At once a horror, a comedy, a thriller and a family drama, it will have you transfixed from beginning to end.
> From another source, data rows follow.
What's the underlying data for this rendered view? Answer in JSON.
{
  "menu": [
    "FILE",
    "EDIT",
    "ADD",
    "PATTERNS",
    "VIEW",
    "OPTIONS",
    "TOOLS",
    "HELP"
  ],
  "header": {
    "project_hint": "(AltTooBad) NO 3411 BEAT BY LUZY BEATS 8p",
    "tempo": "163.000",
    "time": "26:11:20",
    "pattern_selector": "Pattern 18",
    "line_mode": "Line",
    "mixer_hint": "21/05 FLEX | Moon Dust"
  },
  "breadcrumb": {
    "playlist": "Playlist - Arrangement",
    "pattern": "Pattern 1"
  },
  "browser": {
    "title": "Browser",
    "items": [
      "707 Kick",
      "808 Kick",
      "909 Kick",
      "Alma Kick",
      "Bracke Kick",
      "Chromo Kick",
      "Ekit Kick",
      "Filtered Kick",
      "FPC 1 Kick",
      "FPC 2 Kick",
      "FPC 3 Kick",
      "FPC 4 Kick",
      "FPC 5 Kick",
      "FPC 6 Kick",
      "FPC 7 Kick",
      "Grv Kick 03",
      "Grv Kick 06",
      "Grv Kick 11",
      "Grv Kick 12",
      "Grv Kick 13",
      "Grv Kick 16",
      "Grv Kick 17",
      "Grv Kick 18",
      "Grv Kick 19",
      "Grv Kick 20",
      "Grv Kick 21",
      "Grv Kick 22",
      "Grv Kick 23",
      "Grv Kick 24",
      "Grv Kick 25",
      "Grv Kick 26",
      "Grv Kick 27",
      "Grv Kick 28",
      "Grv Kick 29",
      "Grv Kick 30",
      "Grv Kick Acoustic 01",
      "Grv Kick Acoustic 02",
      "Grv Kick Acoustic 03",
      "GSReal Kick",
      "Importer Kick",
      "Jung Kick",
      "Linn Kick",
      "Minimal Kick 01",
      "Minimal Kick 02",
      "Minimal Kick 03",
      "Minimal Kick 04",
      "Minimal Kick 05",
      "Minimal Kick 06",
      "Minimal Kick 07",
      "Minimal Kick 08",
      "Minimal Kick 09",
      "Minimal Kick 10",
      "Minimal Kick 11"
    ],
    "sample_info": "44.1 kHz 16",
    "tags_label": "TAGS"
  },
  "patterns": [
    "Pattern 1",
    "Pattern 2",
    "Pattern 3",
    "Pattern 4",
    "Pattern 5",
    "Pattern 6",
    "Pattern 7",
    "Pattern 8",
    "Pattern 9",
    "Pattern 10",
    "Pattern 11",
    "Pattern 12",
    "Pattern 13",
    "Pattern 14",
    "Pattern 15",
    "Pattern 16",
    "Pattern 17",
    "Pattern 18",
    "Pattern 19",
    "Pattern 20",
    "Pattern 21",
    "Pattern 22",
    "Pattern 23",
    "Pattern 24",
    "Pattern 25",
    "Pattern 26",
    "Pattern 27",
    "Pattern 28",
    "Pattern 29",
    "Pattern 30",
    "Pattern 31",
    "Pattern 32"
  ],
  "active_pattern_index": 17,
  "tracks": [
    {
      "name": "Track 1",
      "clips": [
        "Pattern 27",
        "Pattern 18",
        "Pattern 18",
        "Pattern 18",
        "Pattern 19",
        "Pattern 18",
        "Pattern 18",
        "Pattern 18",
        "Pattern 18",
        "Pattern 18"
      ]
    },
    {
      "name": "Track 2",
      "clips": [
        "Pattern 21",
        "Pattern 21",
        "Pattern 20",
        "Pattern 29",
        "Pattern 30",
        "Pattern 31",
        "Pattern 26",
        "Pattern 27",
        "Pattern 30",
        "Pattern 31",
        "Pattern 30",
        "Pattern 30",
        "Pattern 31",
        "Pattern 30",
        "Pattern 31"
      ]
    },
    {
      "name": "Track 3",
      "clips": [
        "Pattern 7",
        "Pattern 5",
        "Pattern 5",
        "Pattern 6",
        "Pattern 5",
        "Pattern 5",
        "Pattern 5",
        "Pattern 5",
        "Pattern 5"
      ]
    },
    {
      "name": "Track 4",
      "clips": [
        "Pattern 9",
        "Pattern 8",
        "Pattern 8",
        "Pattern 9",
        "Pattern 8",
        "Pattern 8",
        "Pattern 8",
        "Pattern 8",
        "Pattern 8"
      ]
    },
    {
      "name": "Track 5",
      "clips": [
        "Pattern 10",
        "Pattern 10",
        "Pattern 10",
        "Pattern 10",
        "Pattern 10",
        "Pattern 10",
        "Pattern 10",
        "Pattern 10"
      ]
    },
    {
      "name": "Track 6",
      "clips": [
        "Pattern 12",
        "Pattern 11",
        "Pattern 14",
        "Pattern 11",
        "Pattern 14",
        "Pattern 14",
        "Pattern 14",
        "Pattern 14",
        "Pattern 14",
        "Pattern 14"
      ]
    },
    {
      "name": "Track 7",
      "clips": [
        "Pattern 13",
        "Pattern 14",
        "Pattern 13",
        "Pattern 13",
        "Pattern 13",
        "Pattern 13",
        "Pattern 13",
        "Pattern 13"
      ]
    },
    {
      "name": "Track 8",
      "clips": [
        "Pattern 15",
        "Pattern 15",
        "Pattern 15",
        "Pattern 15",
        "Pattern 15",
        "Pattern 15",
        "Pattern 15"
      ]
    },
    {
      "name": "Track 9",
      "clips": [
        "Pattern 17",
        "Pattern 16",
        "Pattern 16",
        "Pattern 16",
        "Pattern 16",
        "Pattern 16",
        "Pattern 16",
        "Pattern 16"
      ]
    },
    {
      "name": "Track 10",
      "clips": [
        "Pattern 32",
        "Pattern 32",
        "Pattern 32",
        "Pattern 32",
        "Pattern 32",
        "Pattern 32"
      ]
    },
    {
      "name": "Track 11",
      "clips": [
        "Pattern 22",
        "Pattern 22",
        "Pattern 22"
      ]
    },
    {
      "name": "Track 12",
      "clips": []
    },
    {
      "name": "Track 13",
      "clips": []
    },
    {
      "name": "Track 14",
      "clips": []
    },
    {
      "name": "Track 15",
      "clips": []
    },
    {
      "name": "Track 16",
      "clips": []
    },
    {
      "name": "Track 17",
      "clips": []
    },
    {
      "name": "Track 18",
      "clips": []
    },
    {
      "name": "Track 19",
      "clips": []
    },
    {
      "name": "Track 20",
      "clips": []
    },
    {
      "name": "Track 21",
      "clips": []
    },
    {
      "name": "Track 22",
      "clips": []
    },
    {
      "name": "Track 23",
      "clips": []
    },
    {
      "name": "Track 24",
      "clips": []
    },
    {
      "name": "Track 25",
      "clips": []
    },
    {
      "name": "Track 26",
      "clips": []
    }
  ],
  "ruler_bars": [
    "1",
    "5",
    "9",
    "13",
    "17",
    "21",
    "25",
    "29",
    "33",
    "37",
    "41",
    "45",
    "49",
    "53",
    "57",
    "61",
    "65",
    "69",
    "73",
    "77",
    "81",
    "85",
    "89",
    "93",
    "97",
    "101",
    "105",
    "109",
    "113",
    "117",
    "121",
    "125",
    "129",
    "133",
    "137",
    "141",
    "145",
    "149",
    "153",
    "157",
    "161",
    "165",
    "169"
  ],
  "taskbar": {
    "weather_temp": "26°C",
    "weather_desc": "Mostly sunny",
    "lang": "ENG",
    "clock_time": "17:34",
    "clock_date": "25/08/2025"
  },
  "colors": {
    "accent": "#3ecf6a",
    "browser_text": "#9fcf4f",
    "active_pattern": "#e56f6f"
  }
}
The Killing of a Sacred Deer screens on December 11 at 6pm at the Madinat Theatre, then goes on general release in cinemas from Thursday